She got a number of people to assist her, collected funds to purchase ingredients and hired huge pots, called ‘deghs’, to prepare biryani. “As young Muslims, we will never come close to making a sacrifice as colossal as that which was made by Prophets Ibrahim and Ismail. However, we can try and do something special on the day of Eid, something that would earn the pleasure of Almighty Allah, and also make a difference in the lives of those who are less fortunate than us,” says Fatima,a college student.
Also a baker from Fraser Town in Bangalore, Fouzia had an idea while throwing an Eid party. “In honour of the animal that was sacrificed instead of Prophet Ismail, we made some lamb pops, which are lollipops in the shape of lambs! We bake these yummy and healthy cookies as well as chocolate covered marshmallows, and distribute it to the slum kids close to the railway crossing. It was a different Eid party this time as those poor kids were thrilled to eat our pops,” she adds.

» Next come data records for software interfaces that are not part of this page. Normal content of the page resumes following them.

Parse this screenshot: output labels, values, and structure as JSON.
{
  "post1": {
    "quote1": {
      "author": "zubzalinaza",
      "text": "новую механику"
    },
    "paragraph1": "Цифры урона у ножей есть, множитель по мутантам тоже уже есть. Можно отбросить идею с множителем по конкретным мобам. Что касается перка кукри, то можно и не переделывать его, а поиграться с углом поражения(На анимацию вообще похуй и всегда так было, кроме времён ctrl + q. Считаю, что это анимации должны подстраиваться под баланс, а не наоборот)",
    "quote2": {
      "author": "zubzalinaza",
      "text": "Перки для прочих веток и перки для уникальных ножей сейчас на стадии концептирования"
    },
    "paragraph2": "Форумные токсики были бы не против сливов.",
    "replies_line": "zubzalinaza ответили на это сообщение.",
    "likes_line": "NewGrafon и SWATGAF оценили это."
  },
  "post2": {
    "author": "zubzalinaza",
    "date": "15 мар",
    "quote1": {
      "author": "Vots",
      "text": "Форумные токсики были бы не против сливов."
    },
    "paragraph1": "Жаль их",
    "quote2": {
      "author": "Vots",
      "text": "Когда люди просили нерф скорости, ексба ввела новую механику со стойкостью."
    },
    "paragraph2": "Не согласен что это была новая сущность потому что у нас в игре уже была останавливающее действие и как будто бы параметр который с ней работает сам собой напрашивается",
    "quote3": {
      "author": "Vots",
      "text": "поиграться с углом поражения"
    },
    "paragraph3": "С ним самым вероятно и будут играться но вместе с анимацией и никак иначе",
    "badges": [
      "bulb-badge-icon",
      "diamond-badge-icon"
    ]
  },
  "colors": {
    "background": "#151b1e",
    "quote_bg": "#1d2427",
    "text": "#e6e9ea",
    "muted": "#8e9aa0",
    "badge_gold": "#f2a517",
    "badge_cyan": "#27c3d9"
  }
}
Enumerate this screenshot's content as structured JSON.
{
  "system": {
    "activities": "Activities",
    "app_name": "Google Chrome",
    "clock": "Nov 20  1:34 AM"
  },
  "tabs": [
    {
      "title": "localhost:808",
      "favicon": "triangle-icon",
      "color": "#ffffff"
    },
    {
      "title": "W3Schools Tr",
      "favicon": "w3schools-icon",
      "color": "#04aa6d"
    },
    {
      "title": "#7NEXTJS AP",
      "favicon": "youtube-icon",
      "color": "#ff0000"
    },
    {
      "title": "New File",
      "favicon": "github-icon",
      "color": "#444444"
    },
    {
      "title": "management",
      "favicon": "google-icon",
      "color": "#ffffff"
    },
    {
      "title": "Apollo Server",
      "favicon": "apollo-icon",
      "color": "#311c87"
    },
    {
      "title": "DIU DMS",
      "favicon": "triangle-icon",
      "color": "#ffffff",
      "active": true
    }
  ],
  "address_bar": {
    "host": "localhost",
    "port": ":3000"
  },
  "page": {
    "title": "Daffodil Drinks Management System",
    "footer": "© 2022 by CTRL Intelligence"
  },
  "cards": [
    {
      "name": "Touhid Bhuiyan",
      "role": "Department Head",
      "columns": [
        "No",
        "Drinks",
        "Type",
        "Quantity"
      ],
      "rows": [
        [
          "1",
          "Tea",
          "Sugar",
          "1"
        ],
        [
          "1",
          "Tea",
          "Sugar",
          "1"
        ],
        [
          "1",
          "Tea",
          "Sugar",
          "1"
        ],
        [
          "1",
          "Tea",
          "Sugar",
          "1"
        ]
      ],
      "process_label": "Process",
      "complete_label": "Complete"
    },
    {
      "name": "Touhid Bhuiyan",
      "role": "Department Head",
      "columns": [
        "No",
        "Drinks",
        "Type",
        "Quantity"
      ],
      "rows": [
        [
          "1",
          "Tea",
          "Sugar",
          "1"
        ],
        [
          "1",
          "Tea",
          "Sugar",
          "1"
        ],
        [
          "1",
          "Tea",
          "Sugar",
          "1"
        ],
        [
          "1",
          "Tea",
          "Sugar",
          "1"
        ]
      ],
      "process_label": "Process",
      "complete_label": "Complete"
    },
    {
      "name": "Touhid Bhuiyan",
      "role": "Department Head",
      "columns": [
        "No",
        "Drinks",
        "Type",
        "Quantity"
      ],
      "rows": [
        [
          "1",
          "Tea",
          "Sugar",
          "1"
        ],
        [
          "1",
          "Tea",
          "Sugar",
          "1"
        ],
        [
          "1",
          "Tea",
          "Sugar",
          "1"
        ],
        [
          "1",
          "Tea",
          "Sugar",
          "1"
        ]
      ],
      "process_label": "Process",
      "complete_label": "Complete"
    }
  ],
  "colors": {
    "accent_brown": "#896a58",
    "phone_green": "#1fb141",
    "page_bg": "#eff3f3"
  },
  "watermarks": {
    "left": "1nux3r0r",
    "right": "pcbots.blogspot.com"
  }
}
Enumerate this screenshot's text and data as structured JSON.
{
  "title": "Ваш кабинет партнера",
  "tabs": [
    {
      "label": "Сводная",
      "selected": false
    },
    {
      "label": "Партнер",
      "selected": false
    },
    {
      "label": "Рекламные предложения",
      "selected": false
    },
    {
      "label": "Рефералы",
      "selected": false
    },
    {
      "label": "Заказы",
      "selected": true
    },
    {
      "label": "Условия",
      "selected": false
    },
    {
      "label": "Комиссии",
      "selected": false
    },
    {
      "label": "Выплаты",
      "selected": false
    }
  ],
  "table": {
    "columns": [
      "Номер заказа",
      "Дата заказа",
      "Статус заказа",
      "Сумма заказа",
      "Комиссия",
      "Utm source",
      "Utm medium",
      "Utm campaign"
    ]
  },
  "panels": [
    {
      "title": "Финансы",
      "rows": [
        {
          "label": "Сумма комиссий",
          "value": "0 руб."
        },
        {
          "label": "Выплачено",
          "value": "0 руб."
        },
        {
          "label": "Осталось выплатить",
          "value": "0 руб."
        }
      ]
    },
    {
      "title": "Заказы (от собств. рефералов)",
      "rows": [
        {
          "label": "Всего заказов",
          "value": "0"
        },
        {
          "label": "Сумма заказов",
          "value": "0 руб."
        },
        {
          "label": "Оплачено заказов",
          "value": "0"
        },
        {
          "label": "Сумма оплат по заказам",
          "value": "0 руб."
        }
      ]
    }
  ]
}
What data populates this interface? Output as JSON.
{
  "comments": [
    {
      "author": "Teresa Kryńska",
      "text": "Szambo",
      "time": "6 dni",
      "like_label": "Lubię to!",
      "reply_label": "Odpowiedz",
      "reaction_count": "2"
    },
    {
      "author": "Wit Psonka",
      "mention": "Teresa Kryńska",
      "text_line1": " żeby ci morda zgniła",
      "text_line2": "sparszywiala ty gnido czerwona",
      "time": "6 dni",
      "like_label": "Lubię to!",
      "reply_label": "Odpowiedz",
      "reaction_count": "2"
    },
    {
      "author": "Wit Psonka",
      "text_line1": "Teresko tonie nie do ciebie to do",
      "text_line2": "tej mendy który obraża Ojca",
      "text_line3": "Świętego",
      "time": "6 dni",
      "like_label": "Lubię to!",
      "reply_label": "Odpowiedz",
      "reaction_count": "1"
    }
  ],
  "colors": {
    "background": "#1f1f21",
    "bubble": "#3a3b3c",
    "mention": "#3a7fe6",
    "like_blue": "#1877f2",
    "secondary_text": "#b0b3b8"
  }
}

At Govandi slums in Mumbai, Sarwar Zaidi had organised an Eid dinner, which the youth attended. It turned out to be a fun event, which was both spiritually uplifting and informative. “We invitedchildren from here (religion no bar) and prepared gift bags for them to take back with them. It gave them something to look forward to and a gift would most certainly bring them some happiness on the day of Eid,” he quips.
Not everyone has the funds for large projects, but another good idea was to distribute sweets to an orphanage, says his friend Hyder. “Most of us know that we will be spending the special day of Eid with our family and friends. However, those who live at orphanages will spend their day very differently to ours.”
In New Delhi’s historical Jama Masjidwhere thousands thronged to pray, Mohammed Younus, who visits it only once a year has come up with a concept, ‘Adopt a Family’ after seeing many homeless people sleeping on pavements.
This would be a charity drive on a lesser scale. He has made each friend of his identify one needy family and raise funds for that family, which would then be given to the family they have chosen. “I saw many people sleep hungry on the pavement and thought—‘why not do something for them this Eid.’ I think we should make it a goal for the following Eid as well, Insha Allah,” he says.
One small step by these individuals is a great example to show that every Qurbani reaches around the world to tens of thousands of people who have nothing and no one else to turn to for help.
*Raziqueh Hussain is a Sweden-based journalist who has worked for years with The Asian Age (India) and Khaleej Times, Dubai